++++ SUPPLIED ENTRIES

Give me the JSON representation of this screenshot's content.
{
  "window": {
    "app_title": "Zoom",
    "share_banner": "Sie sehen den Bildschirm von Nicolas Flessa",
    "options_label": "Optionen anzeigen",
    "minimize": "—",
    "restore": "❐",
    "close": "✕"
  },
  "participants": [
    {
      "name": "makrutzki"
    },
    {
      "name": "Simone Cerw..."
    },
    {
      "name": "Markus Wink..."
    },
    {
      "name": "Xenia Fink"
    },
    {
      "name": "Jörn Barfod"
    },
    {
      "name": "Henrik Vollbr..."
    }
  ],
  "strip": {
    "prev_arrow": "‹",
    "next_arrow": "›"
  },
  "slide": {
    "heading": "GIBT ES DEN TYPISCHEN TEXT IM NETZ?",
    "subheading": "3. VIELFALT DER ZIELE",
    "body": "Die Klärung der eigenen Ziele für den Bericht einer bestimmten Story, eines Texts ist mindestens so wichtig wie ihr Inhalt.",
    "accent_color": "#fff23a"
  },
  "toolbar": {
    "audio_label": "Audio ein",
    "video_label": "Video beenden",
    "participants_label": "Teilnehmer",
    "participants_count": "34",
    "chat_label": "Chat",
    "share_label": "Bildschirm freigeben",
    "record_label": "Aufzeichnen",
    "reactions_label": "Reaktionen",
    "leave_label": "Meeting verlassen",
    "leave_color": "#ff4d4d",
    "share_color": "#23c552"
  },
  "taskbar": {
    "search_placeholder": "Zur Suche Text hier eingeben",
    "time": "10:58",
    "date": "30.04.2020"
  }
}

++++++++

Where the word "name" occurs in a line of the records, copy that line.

EXERCISE ANSWER:
      "name": "makrutzki"
      "name": "Simone Cerw..."
      "name": "Markus Wink..."
      "name": "Xenia Fink"
      "name": "Jörn Barfod"
      "name": "Henrik Vollbr..."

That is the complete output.